Transnational Organized Crime.
The spread of criminal organizations continues to tear at the social, economic, and security fabric of our
Central American neighbors. Powerful and wellresourced,
these groups traffic in drugs—including cocaine, heroin, marijuana, counterfeit pharmaceuticals, and methamphetamine—small arms and explosives, precursor chemicals, illegally mined gold, counterfeit goods, people, and other
contraband. They engage in money laundering, bribery, intimidation, and assassinations. They threaten the very underpinnings of democracy itself: citizen safety, rule of law, and economic prosperity. And they pose a direct threat to the stability of our partners and an insidious risk to the security of our nation.

While there is growing recognition of the danger posed by transnational organized crime, it is often eclipsed by other concerns. Frankly, Mr. Chairman, I believe we are overlooking a significant security threat. Despite the heroic efforts of our law enforcement colleagues, criminal organizations are constantly adapting their methods for trafficking across our borders. While there is not yet any indication that the criminal networks involved in human and drug trafficking are interested in supporting the efforts of terrorist groups, these networks could unwittingly, or even wittingly, facilitate the movement of terrorist operatives or weapons of mass destruction toward our borders, potentially undetected and almost completely unrestricted. In addition to thousands of Central Americans fleeing poverty and violence, foreign nationals from countries like Somalia, Bangladesh, Lebanon, and Pakistan are using the region’s human smuggling networks to enter the United States.

While many are merely seeking
economic opportunity or fleeing war, a small subset could potentially be seeking to do us harm.
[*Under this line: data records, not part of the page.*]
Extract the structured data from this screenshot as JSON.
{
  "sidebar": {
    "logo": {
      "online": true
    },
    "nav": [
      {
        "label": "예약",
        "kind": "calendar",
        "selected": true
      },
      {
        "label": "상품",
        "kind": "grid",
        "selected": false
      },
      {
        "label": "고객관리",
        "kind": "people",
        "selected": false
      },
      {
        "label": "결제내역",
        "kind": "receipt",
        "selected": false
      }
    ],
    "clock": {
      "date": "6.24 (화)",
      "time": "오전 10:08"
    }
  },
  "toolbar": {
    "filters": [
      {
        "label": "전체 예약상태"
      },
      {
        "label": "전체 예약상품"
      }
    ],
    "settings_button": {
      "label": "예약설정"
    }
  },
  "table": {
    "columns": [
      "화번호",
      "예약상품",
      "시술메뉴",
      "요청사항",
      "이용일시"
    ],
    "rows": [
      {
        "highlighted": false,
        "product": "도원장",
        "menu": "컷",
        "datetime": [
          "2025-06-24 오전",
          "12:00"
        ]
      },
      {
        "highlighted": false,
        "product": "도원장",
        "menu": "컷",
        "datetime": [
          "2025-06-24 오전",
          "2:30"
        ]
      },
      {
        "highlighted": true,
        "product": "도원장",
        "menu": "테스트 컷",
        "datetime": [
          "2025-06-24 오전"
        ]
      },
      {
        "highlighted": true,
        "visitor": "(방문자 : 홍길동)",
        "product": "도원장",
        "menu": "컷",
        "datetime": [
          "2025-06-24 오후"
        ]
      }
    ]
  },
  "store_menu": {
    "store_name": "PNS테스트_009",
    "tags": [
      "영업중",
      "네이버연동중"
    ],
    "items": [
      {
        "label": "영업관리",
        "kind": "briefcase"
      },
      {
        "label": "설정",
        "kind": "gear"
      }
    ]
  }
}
Last year, ISIS adherents posted discussions on social media calling for the infiltration of the U.S. southern
border. Thankfully, we have not yet seen evidence of this occurring, but I am deeply concerned that smuggling networks are a vulnerability that terrorists could seek to exploit.

I am also troubled by the financial and operational overlap between criminal and criminal networks in the region.

Gen. Kelly also expressed concern about the presence of Lebanese terror group Hezbollah and the Iranian influence in Latin America. Hezbollah is backed by Iran.

Breitbart News reported that nearly 500 immigrants from terrorism-linked countries such as Syria and Iraq were apprehended trying to enter the U.S. illegally in 2014 alone.

Border security is national security.